## Try it
All of the records below need to be written out exactly, but without the pictures.

## Source data
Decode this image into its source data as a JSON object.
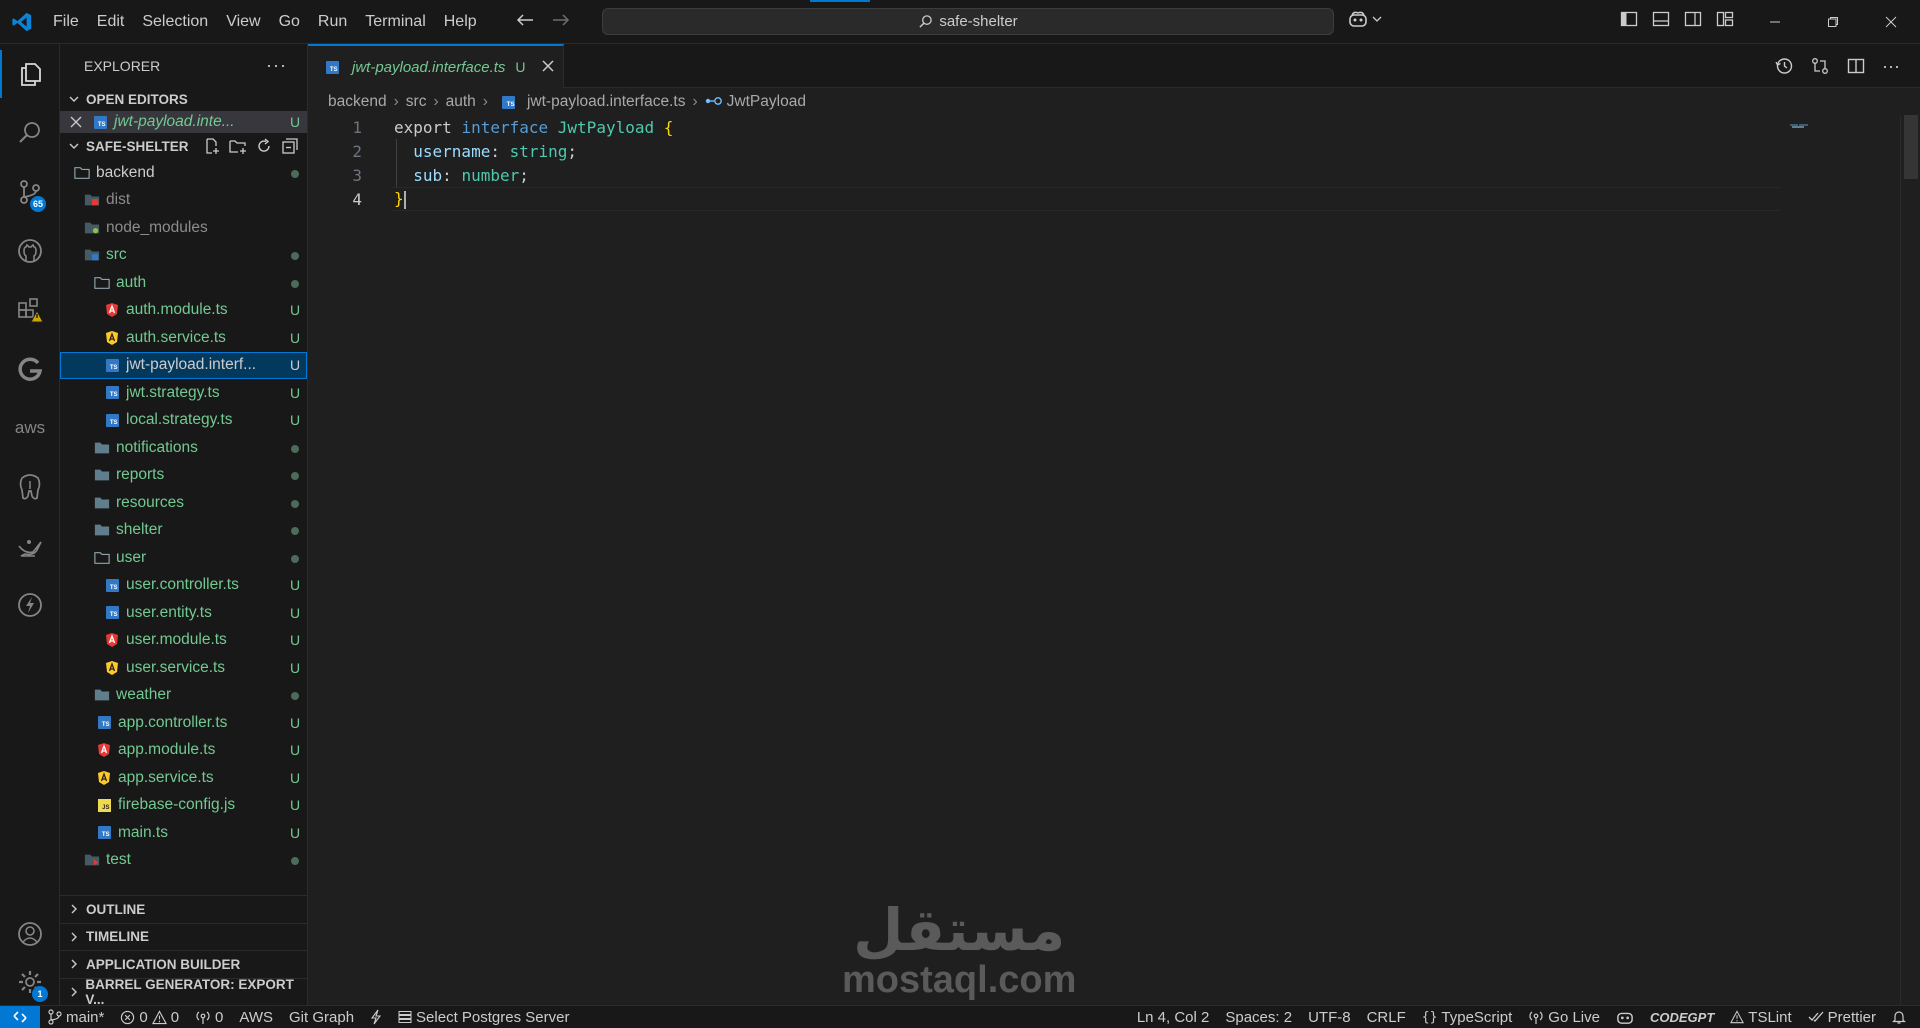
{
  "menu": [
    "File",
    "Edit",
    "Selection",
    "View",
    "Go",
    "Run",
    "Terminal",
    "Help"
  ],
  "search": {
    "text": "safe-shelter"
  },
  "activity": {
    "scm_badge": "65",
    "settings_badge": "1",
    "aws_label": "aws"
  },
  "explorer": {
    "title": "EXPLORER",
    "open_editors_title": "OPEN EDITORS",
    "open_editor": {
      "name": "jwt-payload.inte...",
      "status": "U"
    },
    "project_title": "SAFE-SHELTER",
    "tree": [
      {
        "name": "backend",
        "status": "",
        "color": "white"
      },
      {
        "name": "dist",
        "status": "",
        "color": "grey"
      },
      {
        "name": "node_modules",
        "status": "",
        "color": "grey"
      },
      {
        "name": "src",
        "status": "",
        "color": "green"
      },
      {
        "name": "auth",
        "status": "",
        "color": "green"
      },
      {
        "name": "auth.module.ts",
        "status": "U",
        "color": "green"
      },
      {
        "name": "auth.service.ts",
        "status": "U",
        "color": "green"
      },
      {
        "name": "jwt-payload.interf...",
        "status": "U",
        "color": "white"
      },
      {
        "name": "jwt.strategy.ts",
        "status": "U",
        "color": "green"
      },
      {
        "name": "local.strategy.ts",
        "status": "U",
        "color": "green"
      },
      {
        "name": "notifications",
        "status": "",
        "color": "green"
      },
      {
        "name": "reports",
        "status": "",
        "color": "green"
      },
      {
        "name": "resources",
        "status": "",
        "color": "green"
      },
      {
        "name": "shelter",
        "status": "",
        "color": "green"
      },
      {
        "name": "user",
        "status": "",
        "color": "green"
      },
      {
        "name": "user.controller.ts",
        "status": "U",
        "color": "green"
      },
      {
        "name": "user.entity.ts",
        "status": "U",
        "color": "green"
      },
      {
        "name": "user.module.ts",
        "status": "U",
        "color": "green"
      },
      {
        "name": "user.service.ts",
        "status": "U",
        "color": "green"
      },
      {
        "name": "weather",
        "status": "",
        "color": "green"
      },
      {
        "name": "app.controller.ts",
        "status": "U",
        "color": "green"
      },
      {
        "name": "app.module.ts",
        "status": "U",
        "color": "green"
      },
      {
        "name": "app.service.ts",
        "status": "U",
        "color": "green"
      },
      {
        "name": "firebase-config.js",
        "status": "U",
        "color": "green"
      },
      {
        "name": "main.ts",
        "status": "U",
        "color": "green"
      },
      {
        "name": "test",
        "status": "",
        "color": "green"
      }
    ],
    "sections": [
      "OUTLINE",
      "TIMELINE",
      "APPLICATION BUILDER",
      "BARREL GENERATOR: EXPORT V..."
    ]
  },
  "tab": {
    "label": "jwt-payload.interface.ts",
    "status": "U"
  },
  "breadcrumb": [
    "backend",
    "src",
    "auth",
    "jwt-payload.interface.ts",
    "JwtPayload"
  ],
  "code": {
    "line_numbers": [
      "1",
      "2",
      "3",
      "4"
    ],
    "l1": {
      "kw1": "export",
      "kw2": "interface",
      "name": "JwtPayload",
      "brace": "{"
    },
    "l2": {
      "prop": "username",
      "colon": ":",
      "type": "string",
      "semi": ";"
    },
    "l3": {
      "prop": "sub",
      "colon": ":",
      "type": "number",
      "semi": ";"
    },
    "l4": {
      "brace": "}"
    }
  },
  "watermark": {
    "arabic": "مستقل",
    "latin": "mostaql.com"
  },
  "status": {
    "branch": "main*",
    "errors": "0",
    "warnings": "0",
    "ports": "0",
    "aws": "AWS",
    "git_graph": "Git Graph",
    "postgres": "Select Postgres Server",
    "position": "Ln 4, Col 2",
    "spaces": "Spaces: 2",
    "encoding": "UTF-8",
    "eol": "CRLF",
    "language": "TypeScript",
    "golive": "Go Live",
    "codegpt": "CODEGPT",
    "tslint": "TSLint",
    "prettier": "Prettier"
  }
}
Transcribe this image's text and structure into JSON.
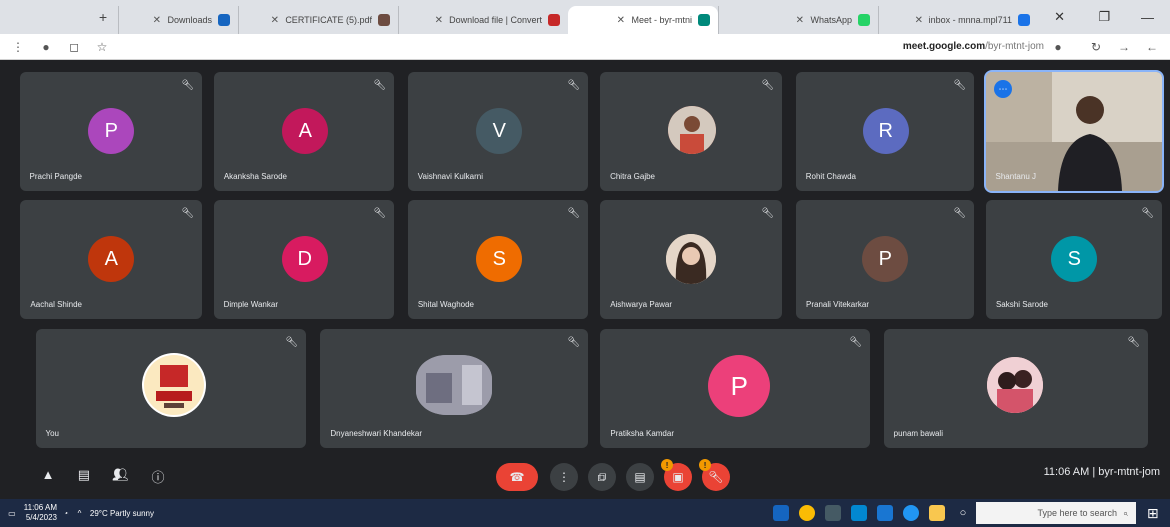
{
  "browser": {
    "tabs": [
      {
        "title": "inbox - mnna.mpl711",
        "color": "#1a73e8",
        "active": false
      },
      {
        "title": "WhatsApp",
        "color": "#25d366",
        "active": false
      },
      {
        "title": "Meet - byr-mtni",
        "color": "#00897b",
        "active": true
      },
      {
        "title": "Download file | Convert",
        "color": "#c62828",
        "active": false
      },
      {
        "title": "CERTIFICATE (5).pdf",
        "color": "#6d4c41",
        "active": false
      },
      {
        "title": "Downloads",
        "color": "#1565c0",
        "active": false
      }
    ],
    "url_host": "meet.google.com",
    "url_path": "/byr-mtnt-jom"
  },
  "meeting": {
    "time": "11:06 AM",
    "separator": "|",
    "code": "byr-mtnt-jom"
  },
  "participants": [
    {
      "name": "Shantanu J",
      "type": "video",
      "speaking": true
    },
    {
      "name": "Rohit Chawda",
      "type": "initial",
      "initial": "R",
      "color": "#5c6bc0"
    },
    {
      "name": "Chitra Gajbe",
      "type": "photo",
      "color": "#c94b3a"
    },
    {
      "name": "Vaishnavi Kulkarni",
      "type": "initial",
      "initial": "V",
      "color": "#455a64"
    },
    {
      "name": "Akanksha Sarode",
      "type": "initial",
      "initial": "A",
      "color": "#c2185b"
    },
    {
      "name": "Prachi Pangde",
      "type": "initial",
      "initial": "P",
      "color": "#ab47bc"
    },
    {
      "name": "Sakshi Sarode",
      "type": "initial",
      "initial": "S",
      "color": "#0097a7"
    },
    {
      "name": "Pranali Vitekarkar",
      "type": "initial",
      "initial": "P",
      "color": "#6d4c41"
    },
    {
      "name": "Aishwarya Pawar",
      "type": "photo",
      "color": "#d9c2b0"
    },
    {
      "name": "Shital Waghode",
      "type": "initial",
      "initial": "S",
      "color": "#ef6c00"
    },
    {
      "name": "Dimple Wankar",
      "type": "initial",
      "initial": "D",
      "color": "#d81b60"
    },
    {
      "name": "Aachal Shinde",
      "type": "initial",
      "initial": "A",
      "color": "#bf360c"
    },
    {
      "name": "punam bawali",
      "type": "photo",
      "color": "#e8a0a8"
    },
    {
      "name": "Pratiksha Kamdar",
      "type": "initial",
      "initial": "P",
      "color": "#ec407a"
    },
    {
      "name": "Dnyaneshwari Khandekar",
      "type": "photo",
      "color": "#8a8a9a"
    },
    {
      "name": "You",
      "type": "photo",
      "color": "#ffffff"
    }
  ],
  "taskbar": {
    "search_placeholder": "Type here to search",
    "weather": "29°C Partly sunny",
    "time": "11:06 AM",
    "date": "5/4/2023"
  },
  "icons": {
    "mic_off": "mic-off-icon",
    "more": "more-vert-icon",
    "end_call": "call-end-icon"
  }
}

## Answer for the task
Decode this image into its source data as a JSON object.
{
  "menu": [
    "File",
    "Edit",
    "Selection",
    "View",
    "Go",
    "Run",
    "Terminal",
    "Help"
  ],
  "search": {
    "text": "safe-shelter"
  },
  "activity": {
    "scm_badge": "65",
    "settings_badge": "1",
    "aws_label": "aws"
  },
  "explorer": {
    "title": "EXPLORER",
    "open_editors_title": "OPEN EDITORS",
    "open_editor": {
      "name": "jwt-payload.inte...",
      "status": "U"
    },
    "project_title": "SAFE-SHELTER",
    "tree": [
      {
        "name": "backend",
        "status": "",
        "color": "white"
      },
      {
        "name": "dist",
        "status": "",
        "color": "grey"
      },
      {
        "name": "node_modules",
        "status": "",
        "color": "grey"
      },
      {
        "name": "src",
        "status": "",
        "color": "green"
      },
      {
        "name": "auth",
        "status": "",
        "color": "green"
      },
      {
        "name": "auth.module.ts",
        "status": "U",
        "color": "green"
      },
      {
        "name": "auth.service.ts",
        "status": "U",
        "color": "green"
      },
      {
        "name": "jwt-payload.interf...",
        "status": "U",
        "color": "white"
      },
      {
        "name": "jwt.strategy.ts",
        "status": "U",
        "color": "green"
      },
      {
        "name": "local.strategy.ts",
        "status": "U",
        "color": "green"
      },
      {
        "name": "notifications",
        "status": "",
        "color": "green"
      },
      {
        "name": "reports",
        "status": "",
        "color": "green"
      },
      {
        "name": "resources",
        "status": "",
        "color": "green"
      },
      {
        "name": "shelter",
        "status": "",
        "color": "green"
      },
      {
        "name": "user",
        "status": "",
        "color": "green"
      },
      {
        "name": "user.controller.ts",
        "status": "U",
        "color": "green"
      },
      {
        "name": "user.entity.ts",
        "status": "U",
        "color": "green"
      },
      {
        "name": "user.module.ts",
        "status": "U",
        "color": "green"
      },
      {
        "name": "user.service.ts",
        "status": "U",
        "color": "green"
      },
      {
        "name": "weather",
        "status": "",
        "color": "green"
      },
      {
        "name": "app.controller.ts",
        "status": "U",
        "color": "green"
      },
      {
        "name": "app.module.ts",
        "status": "U",
        "color": "green"
      },
      {
        "name": "app.service.ts",
        "status": "U",
        "color": "green"
      },
      {
        "name": "firebase-config.js",
        "status": "U",
        "color": "green"
      },
      {
        "name": "main.ts",
        "status": "U",
        "color": "green"
      },
      {
        "name": "test",
        "status": "",
        "color": "green"
      }
    ],
    "sections": [
      "OUTLINE",
      "TIMELINE",
      "APPLICATION BUILDER",
      "BARREL GENERATOR: EXPORT V..."
    ]
  },
  "tab": {
    "label": "jwt-payload.interface.ts",
    "status": "U"
  },
  "breadcrumb": [
    "backend",
    "src",
    "auth",
    "jwt-payload.interface.ts",
    "JwtPayload"
  ],
  "code": {
    "line_numbers": [
      "1",
      "2",
      "3",
      "4"
    ],
    "l1": {
      "kw1": "export",
      "kw2": "interface",
      "name": "JwtPayload",
      "brace": "{"
    },
    "l2": {
      "prop": "username",
      "colon": ":",
      "type": "string",
      "semi": ";"
    },
    "l3": {
      "prop": "sub",
      "colon": ":",
      "type": "number",
      "semi": ";"
    },
    "l4": {
      "brace": "}"
    }
  },
  "watermark": {
    "arabic": "مستقل",
    "latin": "mostaql.com"
  },
  "status": {
    "branch": "main*",
    "errors": "0",
    "warnings": "0",
    "ports": "0",
    "aws": "AWS",
    "git_graph": "Git Graph",
    "postgres": "Select Postgres Server",
    "position": "Ln 4, Col 2",
    "spaces": "Spaces: 2",
    "encoding": "UTF-8",
    "eol": "CRLF",
    "language": "TypeScript",
    "golive": "Go Live",
    "codegpt": "CODEGPT",
    "tslint": "TSLint",
    "prettier": "Prettier"
  }
}
Transcribe this image's text and structure into JSON.
{
  "browser": {
    "tabs": [
      {
        "title": "inbox - mnna.mpl711",
        "color": "#1a73e8",
        "active": false
      },
      {
        "title": "WhatsApp",
        "color": "#25d366",
        "active": false
      },
      {
        "title": "Meet - byr-mtni",
        "color": "#00897b",
        "active": true
      },
      {
        "title": "Download file | Convert",
        "color": "#c62828",
        "active": false
      },
      {
        "title": "CERTIFICATE (5).pdf",
        "color": "#6d4c41",
        "active": false
      },
      {
        "title": "Downloads",
        "color": "#1565c0",
        "active": false
      }
    ],
    "url_host": "meet.google.com",
    "url_path": "/byr-mtnt-jom"
  },
  "meeting": {
    "time": "11:06 AM",
    "separator": "|",
    "code": "byr-mtnt-jom"
  },
  "participants": [
    {
      "name": "Shantanu J",
      "type": "video",
      "speaking": true
    },
    {
      "name": "Rohit Chawda",
      "type": "initial",
      "initial": "R",
      "color": "#5c6bc0"
    },
    {
      "name": "Chitra Gajbe",
      "type": "photo",
      "color": "#c94b3a"
    },
    {
      "name": "Vaishnavi Kulkarni",
      "type": "initial",
      "initial": "V",
      "color": "#455a64"
    },
    {
      "name": "Akanksha Sarode",
      "type": "initial",
      "initial": "A",
      "color": "#c2185b"
    },
    {
      "name": "Prachi Pangde",
      "type": "initial",
      "initial": "P",
      "color": "#ab47bc"
    },
    {
      "name": "Sakshi Sarode",
      "type": "initial",
      "initial": "S",
      "color": "#0097a7"
    },
    {
      "name": "Pranali Vitekarkar",
      "type": "initial",
      "initial": "P",
      "color": "#6d4c41"
    },
    {
      "name": "Aishwarya Pawar",
      "type": "photo",
      "color": "#d9c2b0"
    },
    {
      "name": "Shital Waghode",
      "type": "initial",
      "initial": "S",
      "color": "#ef6c00"
    },
    {
      "name": "Dimple Wankar",
      "type": "initial",
      "initial": "D",
      "color": "#d81b60"
    },
    {
      "name": "Aachal Shinde",
      "type": "initial",
      "initial": "A",
      "color": "#bf360c"
    },
    {
      "name": "punam bawali",
      "type": "photo",
      "color": "#e8a0a8"
    },
    {
      "name": "Pratiksha Kamdar",
      "type": "initial",
      "initial": "P",
      "color": "#ec407a"
    },
    {
      "name": "Dnyaneshwari Khandekar",
      "type": "photo",
      "color": "#8a8a9a"
    },
    {
      "name": "You",
      "type": "photo",
      "color": "#ffffff"
    }
  ],
  "taskbar": {
    "search_placeholder": "Type here to search",
    "weather": "29°C Partly sunny",
    "time": "11:06 AM",
    "date": "5/4/2023"
  },
  "icons": {
    "mic_off": "mic-off-icon",
    "more": "more-vert-icon",
    "end_call": "call-end-icon"
  }
}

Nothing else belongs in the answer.